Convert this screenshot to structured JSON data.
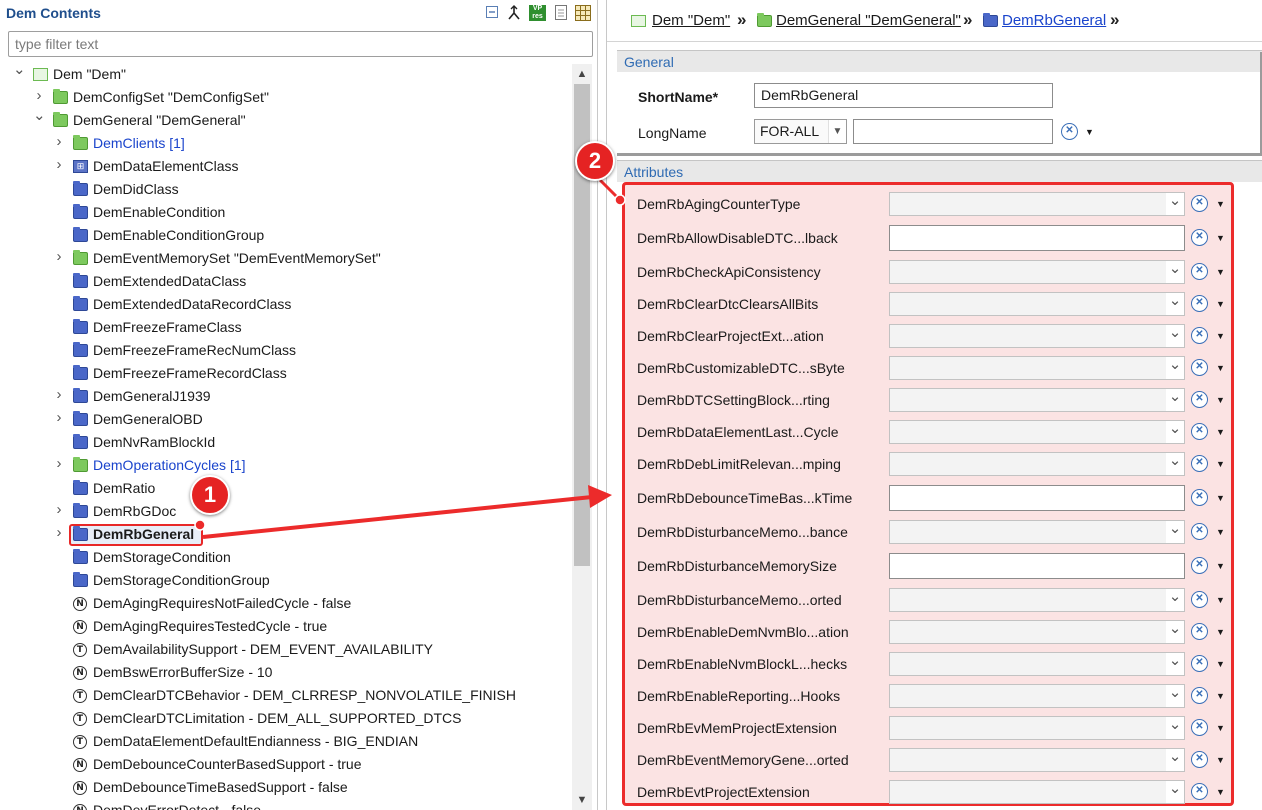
{
  "left": {
    "title": "Dem Contents",
    "filter_placeholder": "type filter text",
    "toolbar": [
      "collapse-all-icon",
      "link-with-editor-icon",
      "vp-res-icon",
      "document-icon",
      "table-grid-icon"
    ],
    "tree": [
      {
        "label": "Dem \"Dem\"",
        "icon": "module-icon",
        "twisty": "expanded"
      },
      {
        "label": "DemConfigSet \"DemConfigSet\"",
        "icon": "folder-green-icon",
        "twisty": "collapsed"
      },
      {
        "label": "DemGeneral \"DemGeneral\"",
        "icon": "folder-green-icon",
        "twisty": "expanded"
      },
      {
        "label": "DemClients [1]",
        "icon": "folder-green-icon",
        "twisty": "collapsed",
        "style": "link"
      },
      {
        "label": "DemDataElementClass",
        "icon": "data-class-icon",
        "twisty": "collapsed"
      },
      {
        "label": "DemDidClass",
        "icon": "folder-blue-icon",
        "twisty": "none"
      },
      {
        "label": "DemEnableCondition",
        "icon": "folder-blue-icon",
        "twisty": "none"
      },
      {
        "label": "DemEnableConditionGroup",
        "icon": "folder-blue-icon",
        "twisty": "none"
      },
      {
        "label": "DemEventMemorySet \"DemEventMemorySet\"",
        "icon": "folder-green-icon",
        "twisty": "collapsed"
      },
      {
        "label": "DemExtendedDataClass",
        "icon": "folder-blue-icon",
        "twisty": "none"
      },
      {
        "label": "DemExtendedDataRecordClass",
        "icon": "folder-blue-icon",
        "twisty": "none"
      },
      {
        "label": "DemFreezeFrameClass",
        "icon": "folder-blue-icon",
        "twisty": "none"
      },
      {
        "label": "DemFreezeFrameRecNumClass",
        "icon": "folder-blue-icon",
        "twisty": "none"
      },
      {
        "label": "DemFreezeFrameRecordClass",
        "icon": "folder-blue-icon",
        "twisty": "none"
      },
      {
        "label": "DemGeneralJ1939",
        "icon": "folder-blue-icon",
        "twisty": "collapsed"
      },
      {
        "label": "DemGeneralOBD",
        "icon": "folder-blue-icon",
        "twisty": "collapsed"
      },
      {
        "label": "DemNvRamBlockId",
        "icon": "folder-blue-icon",
        "twisty": "none"
      },
      {
        "label": "DemOperationCycles [1]",
        "icon": "folder-green-icon",
        "twisty": "collapsed",
        "style": "link"
      },
      {
        "label": "DemRatio",
        "icon": "folder-blue-icon",
        "twisty": "none"
      },
      {
        "label": "DemRbGDoc",
        "icon": "folder-blue-icon",
        "twisty": "collapsed"
      },
      {
        "label": "DemRbGeneral",
        "icon": "folder-blue-icon",
        "twisty": "collapsed",
        "style": "selected"
      },
      {
        "label": "DemStorageCondition",
        "icon": "folder-blue-icon",
        "twisty": "none"
      },
      {
        "label": "DemStorageConditionGroup",
        "icon": "folder-blue-icon",
        "twisty": "none"
      },
      {
        "label": "DemAgingRequiresNotFailedCycle - false",
        "icon": "param-n-icon",
        "glyph": "N",
        "twisty": "none"
      },
      {
        "label": "DemAgingRequiresTestedCycle - true",
        "icon": "param-n-icon",
        "glyph": "N",
        "twisty": "none"
      },
      {
        "label": "DemAvailabilitySupport - DEM_EVENT_AVAILABILITY",
        "icon": "param-t-icon",
        "glyph": "T",
        "twisty": "none"
      },
      {
        "label": "DemBswErrorBufferSize - 10",
        "icon": "param-n-icon",
        "glyph": "N",
        "twisty": "none"
      },
      {
        "label": "DemClearDTCBehavior - DEM_CLRRESP_NONVOLATILE_FINISH",
        "icon": "param-t-icon",
        "glyph": "T",
        "twisty": "none"
      },
      {
        "label": "DemClearDTCLimitation - DEM_ALL_SUPPORTED_DTCS",
        "icon": "param-t-icon",
        "glyph": "T",
        "twisty": "none"
      },
      {
        "label": "DemDataElementDefaultEndianness - BIG_ENDIAN",
        "icon": "param-t-icon",
        "glyph": "T",
        "twisty": "none"
      },
      {
        "label": "DemDebounceCounterBasedSupport - true",
        "icon": "param-n-icon",
        "glyph": "N",
        "twisty": "none"
      },
      {
        "label": "DemDebounceTimeBasedSupport - false",
        "icon": "param-n-icon",
        "glyph": "N",
        "twisty": "none"
      },
      {
        "label": "DemDevErrorDetect - false",
        "icon": "param-n-icon",
        "glyph": "N",
        "twisty": "none"
      }
    ]
  },
  "breadcrumb": [
    {
      "label": "Dem \"Dem\"",
      "icon": "module-icon"
    },
    {
      "label": "DemGeneral \"DemGeneral\"",
      "icon": "folder-green-icon"
    },
    {
      "label": "DemRbGeneral",
      "icon": "folder-blue-icon"
    }
  ],
  "general": {
    "section_label": "General",
    "shortname_label": "ShortName*",
    "shortname_value": "DemRbGeneral",
    "longname_label": "LongName",
    "longname_lang": "FOR-ALL",
    "longname_value": ""
  },
  "attributes": {
    "section_label": "Attributes",
    "rows": [
      {
        "label": "DemRbAgingCounterType",
        "kind": "combo"
      },
      {
        "label": "DemRbAllowDisableDTC...lback",
        "kind": "text"
      },
      {
        "label": "DemRbCheckApiConsistency",
        "kind": "combo"
      },
      {
        "label": "DemRbClearDtcClearsAllBits",
        "kind": "combo"
      },
      {
        "label": "DemRbClearProjectExt...ation",
        "kind": "combo"
      },
      {
        "label": "DemRbCustomizableDTC...sByte",
        "kind": "combo"
      },
      {
        "label": "DemRbDTCSettingBlock...rting",
        "kind": "combo"
      },
      {
        "label": "DemRbDataElementLast...Cycle",
        "kind": "combo"
      },
      {
        "label": "DemRbDebLimitRelevan...mping",
        "kind": "combo"
      },
      {
        "label": "DemRbDebounceTimeBas...kTime",
        "kind": "text"
      },
      {
        "label": "DemRbDisturbanceMemo...bance",
        "kind": "combo"
      },
      {
        "label": "DemRbDisturbanceMemorySize",
        "kind": "text"
      },
      {
        "label": "DemRbDisturbanceMemo...orted",
        "kind": "combo"
      },
      {
        "label": "DemRbEnableDemNvmBlo...ation",
        "kind": "combo"
      },
      {
        "label": "DemRbEnableNvmBlockL...hecks",
        "kind": "combo"
      },
      {
        "label": "DemRbEnableReporting...Hooks",
        "kind": "combo"
      },
      {
        "label": "DemRbEvMemProjectExtension",
        "kind": "combo"
      },
      {
        "label": "DemRbEventMemoryGene...orted",
        "kind": "combo"
      },
      {
        "label": "DemRbEvtProjectExtension",
        "kind": "combo"
      }
    ]
  },
  "callouts": [
    "1",
    "2"
  ],
  "colors": {
    "accent_red": "#e52323",
    "title_blue": "#1f4e8c",
    "link_blue": "#1a44cc",
    "highlight_fill": "#fbe3e3"
  }
}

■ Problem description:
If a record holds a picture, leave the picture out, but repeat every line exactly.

■ Written solution:
Convert this screenshot to structured JSON data.
{
  "left": {
    "title": "Dem Contents",
    "filter_placeholder": "type filter text",
    "toolbar": [
      "collapse-all-icon",
      "link-with-editor-icon",
      "vp-res-icon",
      "document-icon",
      "table-grid-icon"
    ],
    "tree": [
      {
        "label": "Dem \"Dem\"",
        "icon": "module-icon",
        "twisty": "expanded"
      },
      {
        "label": "DemConfigSet \"DemConfigSet\"",
        "icon": "folder-green-icon",
        "twisty": "collapsed"
      },
      {
        "label": "DemGeneral \"DemGeneral\"",
        "icon": "folder-green-icon",
        "twisty": "expanded"
      },
      {
        "label": "DemClients [1]",
        "icon": "folder-green-icon",
        "twisty": "collapsed",
        "style": "link"
      },
      {
        "label": "DemDataElementClass",
        "icon": "data-class-icon",
        "twisty": "collapsed"
      },
      {
        "label": "DemDidClass",
        "icon": "folder-blue-icon",
        "twisty": "none"
      },
      {
        "label": "DemEnableCondition",
        "icon": "folder-blue-icon",
        "twisty": "none"
      },
      {
        "label": "DemEnableConditionGroup",
        "icon": "folder-blue-icon",
        "twisty": "none"
      },
      {
        "label": "DemEventMemorySet \"DemEventMemorySet\"",
        "icon": "folder-green-icon",
        "twisty": "collapsed"
      },
      {
        "label": "DemExtendedDataClass",
        "icon": "folder-blue-icon",
        "twisty": "none"
      },
      {
        "label": "DemExtendedDataRecordClass",
        "icon": "folder-blue-icon",
        "twisty": "none"
      },
      {
        "label": "DemFreezeFrameClass",
        "icon": "folder-blue-icon",
        "twisty": "none"
      },
      {
        "label": "DemFreezeFrameRecNumClass",
        "icon": "folder-blue-icon",
        "twisty": "none"
      },
      {
        "label": "DemFreezeFrameRecordClass",
        "icon": "folder-blue-icon",
        "twisty": "none"
      },
      {
        "label": "DemGeneralJ1939",
        "icon": "folder-blue-icon",
        "twisty": "collapsed"
      },
      {
        "label": "DemGeneralOBD",
        "icon": "folder-blue-icon",
        "twisty": "collapsed"
      },
      {
        "label": "DemNvRamBlockId",
        "icon": "folder-blue-icon",
        "twisty": "none"
      },
      {
        "label": "DemOperationCycles [1]",
        "icon": "folder-green-icon",
        "twisty": "collapsed",
        "style": "link"
      },
      {
        "label": "DemRatio",
        "icon": "folder-blue-icon",
        "twisty": "none"
      },
      {
        "label": "DemRbGDoc",
        "icon": "folder-blue-icon",
        "twisty": "collapsed"
      },
      {
        "label": "DemRbGeneral",
        "icon": "folder-blue-icon",
        "twisty": "collapsed",
        "style": "selected"
      },
      {
        "label": "DemStorageCondition",
        "icon": "folder-blue-icon",
        "twisty": "none"
      },
      {
        "label": "DemStorageConditionGroup",
        "icon": "folder-blue-icon",
        "twisty": "none"
      },
      {
        "label": "DemAgingRequiresNotFailedCycle - false",
        "icon": "param-n-icon",
        "glyph": "N",
        "twisty": "none"
      },
      {
        "label": "DemAgingRequiresTestedCycle - true",
        "icon": "param-n-icon",
        "glyph": "N",
        "twisty": "none"
      },
      {
        "label": "DemAvailabilitySupport - DEM_EVENT_AVAILABILITY",
        "icon": "param-t-icon",
        "glyph": "T",
        "twisty": "none"
      },
      {
        "label": "DemBswErrorBufferSize - 10",
        "icon": "param-n-icon",
        "glyph": "N",
        "twisty": "none"
      },
      {
        "label": "DemClearDTCBehavior - DEM_CLRRESP_NONVOLATILE_FINISH",
        "icon": "param-t-icon",
        "glyph": "T",
        "twisty": "none"
      },
      {
        "label": "DemClearDTCLimitation - DEM_ALL_SUPPORTED_DTCS",
        "icon": "param-t-icon",
        "glyph": "T",
        "twisty": "none"
      },
      {
        "label": "DemDataElementDefaultEndianness - BIG_ENDIAN",
        "icon": "param-t-icon",
        "glyph": "T",
        "twisty": "none"
      },
      {
        "label": "DemDebounceCounterBasedSupport - true",
        "icon": "param-n-icon",
        "glyph": "N",
        "twisty": "none"
      },
      {
        "label": "DemDebounceTimeBasedSupport - false",
        "icon": "param-n-icon",
        "glyph": "N",
        "twisty": "none"
      },
      {
        "label": "DemDevErrorDetect - false",
        "icon": "param-n-icon",
        "glyph": "N",
        "twisty": "none"
      }
    ]
  },
  "breadcrumb": [
    {
      "label": "Dem \"Dem\"",
      "icon": "module-icon"
    },
    {
      "label": "DemGeneral \"DemGeneral\"",
      "icon": "folder-green-icon"
    },
    {
      "label": "DemRbGeneral",
      "icon": "folder-blue-icon"
    }
  ],
  "general": {
    "section_label": "General",
    "shortname_label": "ShortName*",
    "shortname_value": "DemRbGeneral",
    "longname_label": "LongName",
    "longname_lang": "FOR-ALL",
    "longname_value": ""
  },
  "attributes": {
    "section_label": "Attributes",
    "rows": [
      {
        "label": "DemRbAgingCounterType",
        "kind": "combo"
      },
      {
        "label": "DemRbAllowDisableDTC...lback",
        "kind": "text"
      },
      {
        "label": "DemRbCheckApiConsistency",
        "kind": "combo"
      },
      {
        "label": "DemRbClearDtcClearsAllBits",
        "kind": "combo"
      },
      {
        "label": "DemRbClearProjectExt...ation",
        "kind": "combo"
      },
      {
        "label": "DemRbCustomizableDTC...sByte",
        "kind": "combo"
      },
      {
        "label": "DemRbDTCSettingBlock...rting",
        "kind": "combo"
      },
      {
        "label": "DemRbDataElementLast...Cycle",
        "kind": "combo"
      },
      {
        "label": "DemRbDebLimitRelevan...mping",
        "kind": "combo"
      },
      {
        "label": "DemRbDebounceTimeBas...kTime",
        "kind": "text"
      },
      {
        "label": "DemRbDisturbanceMemo...bance",
        "kind": "combo"
      },
      {
        "label": "DemRbDisturbanceMemorySize",
        "kind": "text"
      },
      {
        "label": "DemRbDisturbanceMemo...orted",
        "kind": "combo"
      },
      {
        "label": "DemRbEnableDemNvmBlo...ation",
        "kind": "combo"
      },
      {
        "label": "DemRbEnableNvmBlockL...hecks",
        "kind": "combo"
      },
      {
        "label": "DemRbEnableReporting...Hooks",
        "kind": "combo"
      },
      {
        "label": "DemRbEvMemProjectExtension",
        "kind": "combo"
      },
      {
        "label": "DemRbEventMemoryGene...orted",
        "kind": "combo"
      },
      {
        "label": "DemRbEvtProjectExtension",
        "kind": "combo"
      }
    ]
  },
  "callouts": [
    "1",
    "2"
  ],
  "colors": {
    "accent_red": "#e52323",
    "title_blue": "#1f4e8c",
    "link_blue": "#1a44cc",
    "highlight_fill": "#fbe3e3"
  }
}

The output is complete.